My rod tip bowed down deeply, and the line sliced through the water as a hefty fish made its way cross-current. I played the rascal carefully and soon had it close to the bank. Its broad flank was flashing yellow-green out of the depths when the hook pulled.
“Just lost a good one,” I called out to Frank as I reeled in my line to rebait.
“Right, I heard that before,” he replied as he released an undersized ned, hooked up a fresh minnow and flipped his line back out. He was
quickly into another perch.
Perhaps, I thought, we’ve drawn a lucky day.
Within in a few casts I was into another yellow of my own. This one and the next proved undersized. My partner upstream, by this time, had put at least one fish in the bucket, but the majority of his fish were proving small as well. Then my bite dropped to zero.

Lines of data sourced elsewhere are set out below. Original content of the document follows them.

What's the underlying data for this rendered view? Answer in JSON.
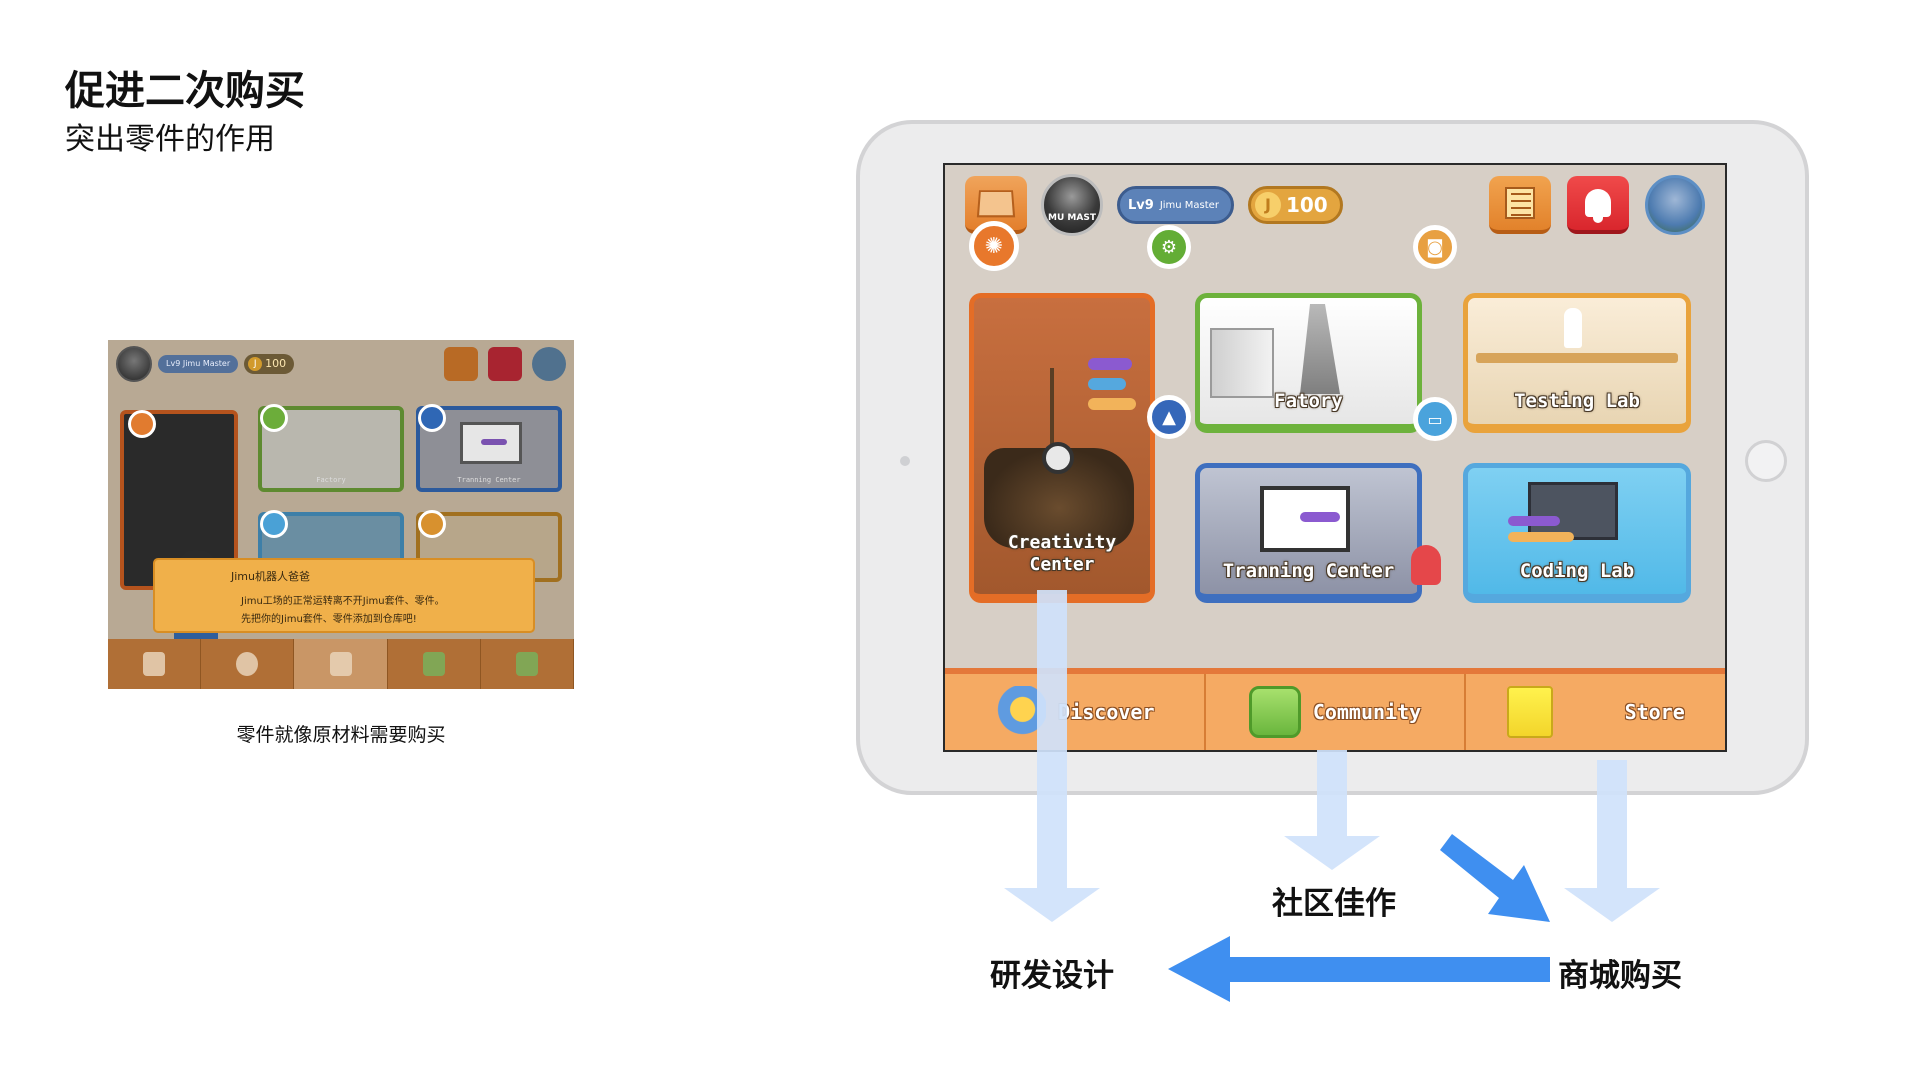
{
  "header": {
    "title": "促进二次购买",
    "subtitle": "突出零件的作用"
  },
  "mini_screenshot": {
    "top": {
      "level": "Lv9",
      "name": "Jimu Master",
      "coins": "100"
    },
    "cards": {
      "factory": "Factory",
      "training": "Tranning Center"
    },
    "dialog": {
      "speaker": "Jimu机器人爸爸",
      "line1": "Jimu工场的正常运转离不开Jimu套件、零件。",
      "line2": "先把你的Jimu套件、零件添加到仓库吧!"
    },
    "caption": "零件就像原材料需要购买"
  },
  "app": {
    "top": {
      "avatar_text": "MU MAST",
      "level": "Lv9",
      "player_name": "Jimu Master",
      "coin_symbol": "J",
      "coins": "100"
    },
    "cards": {
      "creativity": "Creativity Center",
      "factory": "Fatory",
      "testing": "Testing Lab",
      "training": "Tranning Center",
      "coding": "Coding Lab"
    },
    "tabs": {
      "discover": "Discover",
      "community": "Community",
      "store": "Store"
    }
  },
  "flow": {
    "design": "研发设计",
    "community_works": "社区佳作",
    "store_purchase": "商城购买"
  },
  "colors": {
    "accent_orange": "#f5aa63",
    "arrow_light_blue": "#cfe2fb",
    "arrow_blue": "#3f8ff0"
  }
}
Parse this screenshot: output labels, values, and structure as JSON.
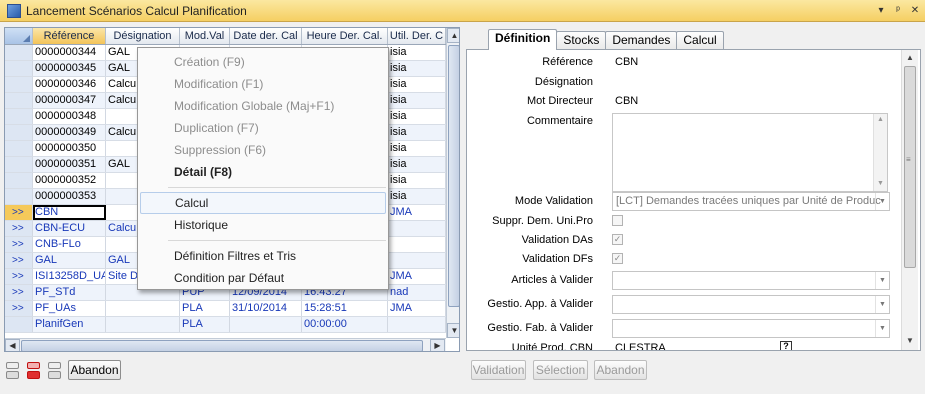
{
  "window": {
    "title": "Lancement Scénarios Calcul Planification",
    "controls": [
      "▾",
      "ᵖ",
      "✕"
    ]
  },
  "grid": {
    "columns": [
      "",
      "Référence",
      "Désignation",
      "Mod.Val",
      "Date der. Cal",
      "Heure Der. Cal.",
      "Util. Der. C"
    ],
    "rows": [
      {
        "ind": "",
        "ref": "0000000344",
        "des": "GAL",
        "mod": "",
        "date": "",
        "heure": "",
        "util": "isia"
      },
      {
        "ind": "",
        "ref": "0000000345",
        "des": "GAL",
        "mod": "",
        "date": "",
        "heure": "",
        "util": "isia"
      },
      {
        "ind": "",
        "ref": "0000000346",
        "des": "Calcu",
        "mod": "",
        "date": "",
        "heure": "",
        "util": "isia"
      },
      {
        "ind": "",
        "ref": "0000000347",
        "des": "Calcu",
        "mod": "",
        "date": "",
        "heure": "",
        "util": "isia"
      },
      {
        "ind": "",
        "ref": "0000000348",
        "des": "",
        "mod": "",
        "date": "",
        "heure": "",
        "util": "isia"
      },
      {
        "ind": "",
        "ref": "0000000349",
        "des": "Calcu",
        "mod": "",
        "date": "",
        "heure": "",
        "util": "isia"
      },
      {
        "ind": "",
        "ref": "0000000350",
        "des": "",
        "mod": "",
        "date": "",
        "heure": "",
        "util": "isia"
      },
      {
        "ind": "",
        "ref": "0000000351",
        "des": "GAL",
        "mod": "",
        "date": "",
        "heure": "",
        "util": "isia"
      },
      {
        "ind": "",
        "ref": "0000000352",
        "des": "",
        "mod": "",
        "date": "",
        "heure": "",
        "util": "isia"
      },
      {
        "ind": "",
        "ref": "0000000353",
        "des": "",
        "mod": "",
        "date": "",
        "heure": "",
        "util": "isia"
      },
      {
        "ind": ">>",
        "ref": "CBN",
        "des": "",
        "mod": "",
        "date": "",
        "heure": "",
        "util": "JMA"
      },
      {
        "ind": ">>",
        "ref": "CBN-ECU",
        "des": "Calcu",
        "mod": "",
        "date": "",
        "heure": "",
        "util": ""
      },
      {
        "ind": ">>",
        "ref": "CNB-FLo",
        "des": "",
        "mod": "",
        "date": "",
        "heure": "",
        "util": ""
      },
      {
        "ind": ">>",
        "ref": "GAL",
        "des": "GAL",
        "mod": "",
        "date": "",
        "heure": "",
        "util": ""
      },
      {
        "ind": ">>",
        "ref": "ISI13258D_UA",
        "des": "Site D",
        "mod": "",
        "date": "",
        "heure": "",
        "util": "JMA"
      },
      {
        "ind": ">>",
        "ref": "PF_STd",
        "des": "",
        "mod": "PUP",
        "date": "12/09/2014",
        "heure": "16:43:27",
        "util": "nad"
      },
      {
        "ind": ">>",
        "ref": "PF_UAs",
        "des": "",
        "mod": "PLA",
        "date": "31/10/2014",
        "heure": "15:28:51",
        "util": "JMA"
      },
      {
        "ind": "",
        "ref": "PlanifGen",
        "des": "",
        "mod": "PLA",
        "date": "",
        "heure": "00:00:00",
        "util": ""
      }
    ]
  },
  "context_menu": {
    "items": [
      {
        "label": "Création (F9)",
        "state": "disabled"
      },
      {
        "label": "Modification (F1)",
        "state": "disabled"
      },
      {
        "label": "Modification Globale (Maj+F1)",
        "state": "disabled"
      },
      {
        "label": "Duplication (F7)",
        "state": "disabled"
      },
      {
        "label": "Suppression (F6)",
        "state": "disabled"
      },
      {
        "label": "Détail (F8)",
        "state": "bold"
      },
      {
        "label": "Calcul",
        "state": "highlighted"
      },
      {
        "label": "Historique",
        "state": "normal"
      },
      {
        "label": "Définition Filtres et Tris",
        "state": "normal"
      },
      {
        "label": "Condition par Défaut",
        "state": "normal"
      }
    ]
  },
  "left_footer": {
    "abandon_label": "Abandon"
  },
  "detail": {
    "tabs": [
      "Définition",
      "Stocks",
      "Demandes",
      "Calcul"
    ],
    "active_tab": "Définition",
    "labels": {
      "reference": "Référence",
      "designation": "Désignation",
      "mot_directeur": "Mot Directeur",
      "commentaire": "Commentaire",
      "mode_validation": "Mode Validation",
      "suppr": "Suppr. Dem. Uni.Pro",
      "val_das": "Validation DAs",
      "val_dfs": "Validation DFs",
      "articles": "Articles à Valider",
      "gestio_app": "Gestio. App. à Valider",
      "gestio_fab": "Gestio. Fab. à Valider",
      "unite_prod": "Unité Prod. CBN"
    },
    "values": {
      "reference": "CBN",
      "designation": "",
      "mot_directeur": "CBN",
      "mode_validation": "[LCT] Demandes tracées uniques par Unité de Produc",
      "unite_prod": "CLESTRA",
      "help_button": "?"
    },
    "checks": {
      "suppr": false,
      "val_das": true,
      "val_dfs": true
    },
    "buttons": {
      "validation": "Validation",
      "selection": "Sélection",
      "abandon": "Abandon"
    }
  },
  "colors": {
    "title_bar": "#f5cf63",
    "row_alt": "#eef3fb",
    "link_blue": "#1838b8"
  }
}
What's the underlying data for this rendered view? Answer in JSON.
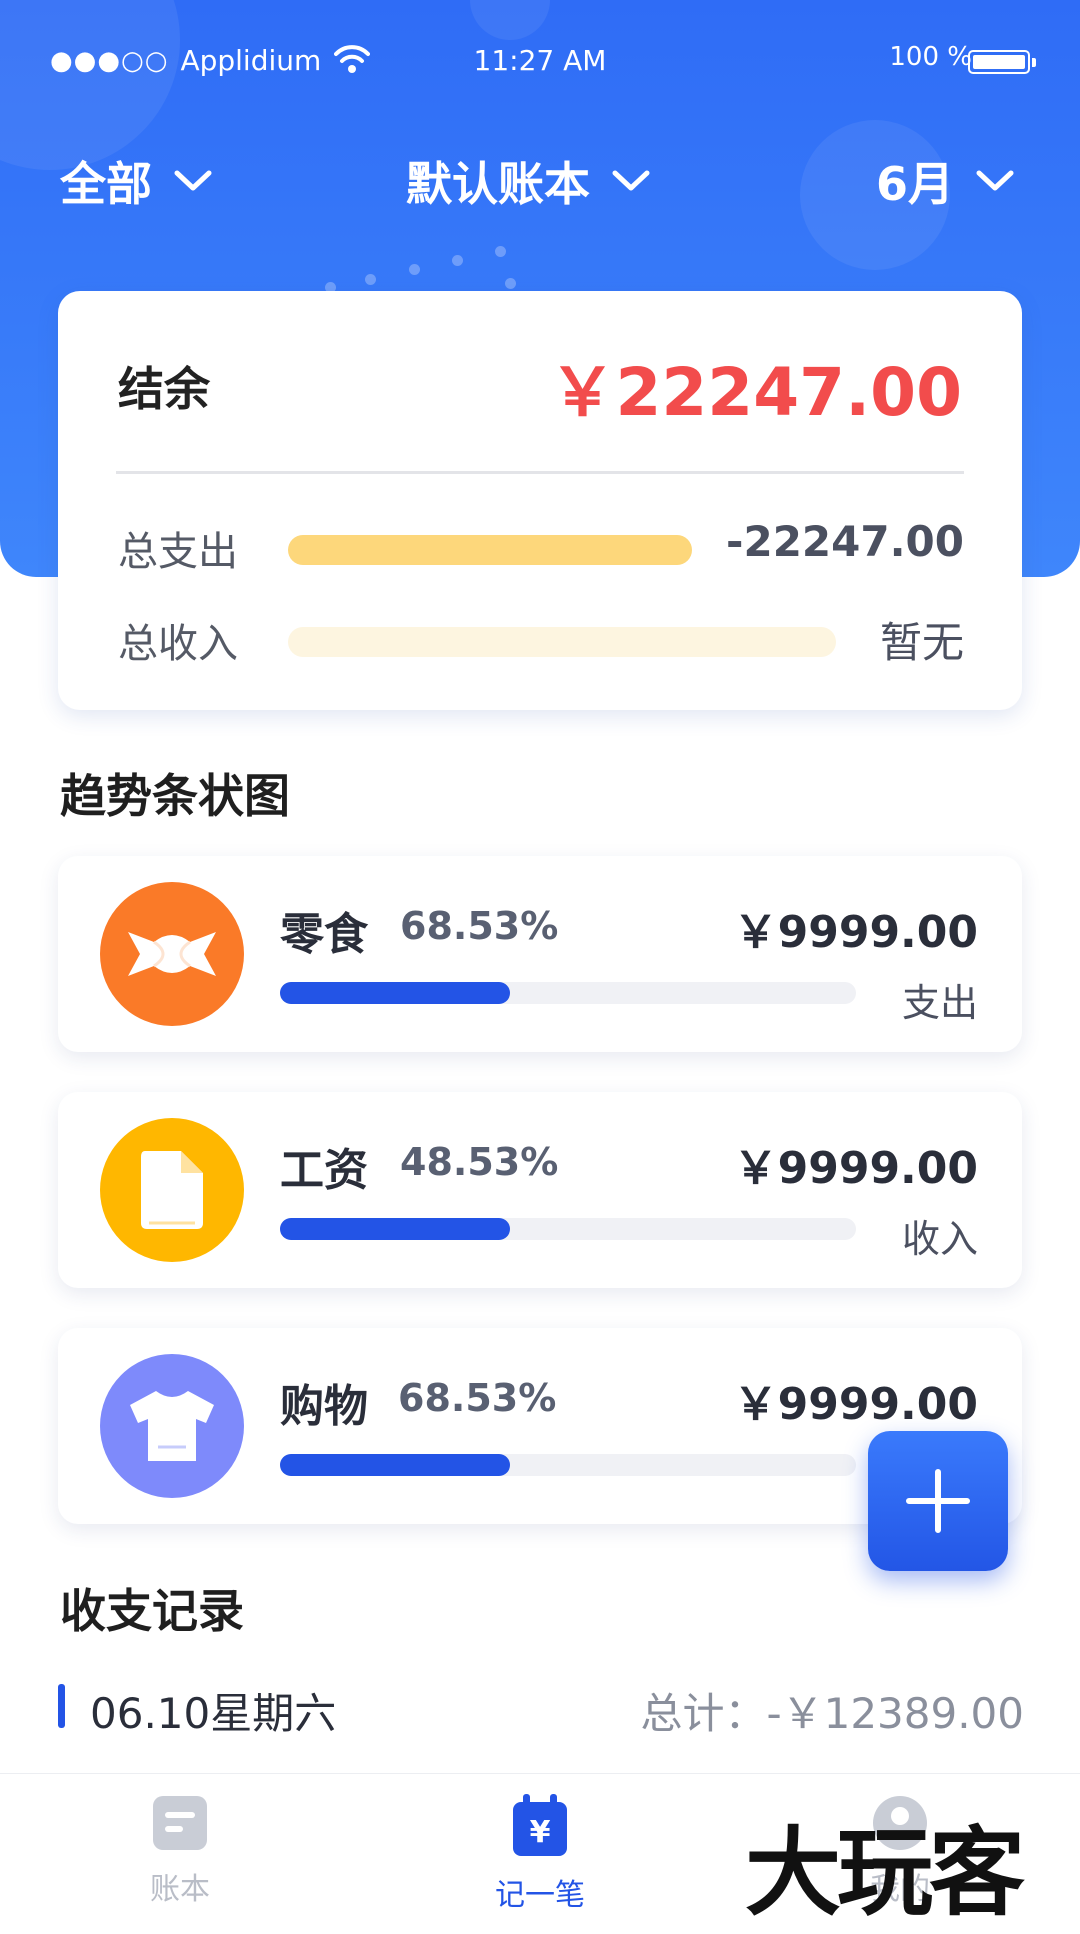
{
  "status_bar": {
    "signal": "●●●○○",
    "carrier": "Applidium",
    "time": "11:27 AM",
    "battery": "100 %"
  },
  "filters": {
    "scope": "全部",
    "book": "默认账本",
    "month": "6月"
  },
  "summary": {
    "balance_label": "结余",
    "balance_value": "￥22247.00",
    "expense_label": "总支出",
    "expense_value": "-22247.00",
    "expense_fill": 0.7,
    "income_label": "总收入",
    "income_value": "暂无",
    "income_fill": 0.0,
    "colors": {
      "expense_bar": "#fdd77b",
      "income_track": "#fdf5e0",
      "balance": "#f24c4c"
    }
  },
  "trend": {
    "title": "趋势条状图",
    "items": [
      {
        "name": "零食",
        "percent": "68.53%",
        "amount": "￥9999.00",
        "type": "支出",
        "fill": 0.4,
        "icon": "candy-icon",
        "color": "#fa7a28"
      },
      {
        "name": "工资",
        "percent": "48.53%",
        "amount": "￥9999.00",
        "type": "收入",
        "fill": 0.4,
        "icon": "document-icon",
        "color": "#ffb700"
      },
      {
        "name": "购物",
        "percent": "68.53%",
        "amount": "￥9999.00",
        "type": "",
        "fill": 0.4,
        "icon": "shirt-icon",
        "color": "#7e8afb"
      }
    ]
  },
  "records": {
    "title": "收支记录",
    "date": "06.10星期六",
    "total": "总计：-￥12389.00"
  },
  "tabbar": {
    "items": [
      {
        "label": "账本",
        "icon": "ledger-icon",
        "active": false
      },
      {
        "label": "记一笔",
        "icon": "yen-calendar-icon",
        "active": true
      },
      {
        "label": "我的",
        "icon": "user-icon",
        "active": false
      }
    ]
  },
  "watermark": "大玩客"
}
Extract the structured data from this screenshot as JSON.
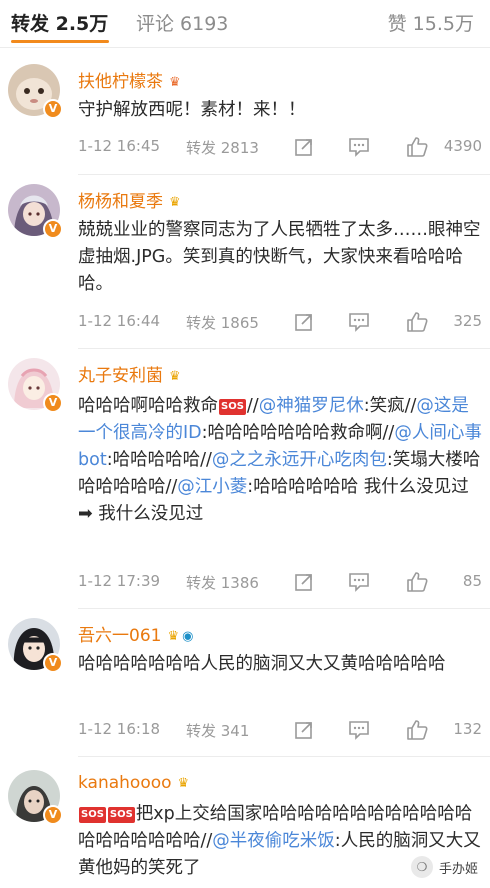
{
  "tabs": {
    "reposts": "转发 2.5万",
    "comments": "评论 6193",
    "likes": "赞 15.5万"
  },
  "comments": [
    {
      "username": "扶他柠檬茶",
      "text_parts": [
        "守护解放西呢！素材！来！！"
      ],
      "time": "1-12 16:45",
      "repost": "转发 2813",
      "likes": "4390"
    },
    {
      "username": "杨杨和夏季",
      "text_parts": [
        "兢兢业业的警察同志为了人民牺牲了太多……眼神空虚抽烟.JPG。笑到真的快断气，大家快来看哈哈哈哈。"
      ],
      "time": "1-12 16:44",
      "repost": "转发 1865",
      "likes": "325"
    },
    {
      "username": "丸子安利菌",
      "text_parts": [
        "哈哈哈啊哈哈救命",
        "SOS",
        "//",
        "@神猫罗尼休",
        ":笑疯//",
        "@这是一个很高冷的ID",
        ":哈哈哈哈哈哈哈救命啊//",
        "@人间心事bot",
        ":哈哈哈哈哈//",
        "@之之永远开心吃肉包",
        ":笑塌大楼哈哈哈哈哈哈//",
        "@江小菱",
        ":哈哈哈哈哈哈 我什么没见过 ➡ 我什么没见过"
      ],
      "time": "1-12 17:39",
      "repost": "转发 1386",
      "likes": "85"
    },
    {
      "username": "吾六一061",
      "text_parts": [
        "哈哈哈哈哈哈哈人民的脑洞又大又黄哈哈哈哈哈"
      ],
      "time": "1-12 16:18",
      "repost": "转发 341",
      "likes": "132"
    },
    {
      "username": "kanahoooo",
      "text_parts": [
        "SOS",
        "SOS",
        "把xp上交给国家哈哈哈哈哈哈哈哈哈哈哈哈哈哈哈哈哈哈哈//",
        "@半夜偷吃米饭",
        ":人民的脑洞又大又黄他妈的笑死了"
      ]
    }
  ],
  "watermark": "手办姬",
  "colors": {
    "accent": "#f28a1c",
    "username": "#e9790f",
    "mention": "#4b87d8",
    "meta": "#9a9a9a"
  },
  "icons": [
    "v-badge-icon",
    "crown-icon",
    "globe-icon",
    "share-icon",
    "comment-icon",
    "like-icon",
    "sos-icon"
  ]
}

Another half dozen fruitless casts ended with a bang as a monster hit bent my light rod down to the corks. My drag sizzled, and a sizeable pickerel rolled just under the surface, then shot across the river. I waited it out on run after run until it finally tired. Then I slid it up on the shore for a quick picture and release.
I imagined that a pike of that size would move any perch out of the area, so as I re-rigged my gear I moved farther downstream. Upstream, Frank was hooking one fish after another.
My quest resulted in two more large pickerel but no more yellow perch. Finally, as I moved back upstream to avail myself of the minnow bucket, Frank called me over to his honey hole. “They’re all right there,” he said as he pointed out a small rip just past a submerged log that lay across the river.
I flipped out my minnows just as he amended his statement, adding “but be careful there are snags all around it.” Immediately, I lifted my rod tip only to find that I had hooked one of the submerged obstacles. Re-rigging after breaking off my spoon and dart, I changed my approach to a single heavier shad dart. Lip-hooking another minnow, I dropped it in the boil of the rip.
Right away I was into a perch. The hole was choked with skinny males barely nine inches in size and hardly worth keeping. Frank and I experimented, trying to tempt the larger females that had to be in the mix.
The final solution was using our largest minnows and letting them swim deep until a big perch finally gobbled them up. That tactic proved a success. But within barely an hour we had used up all of the larger minnows, I had lost a number of fouled darts and we were again back to catching throwbacks.
We also had more than a dozen nice keepers in the bucket.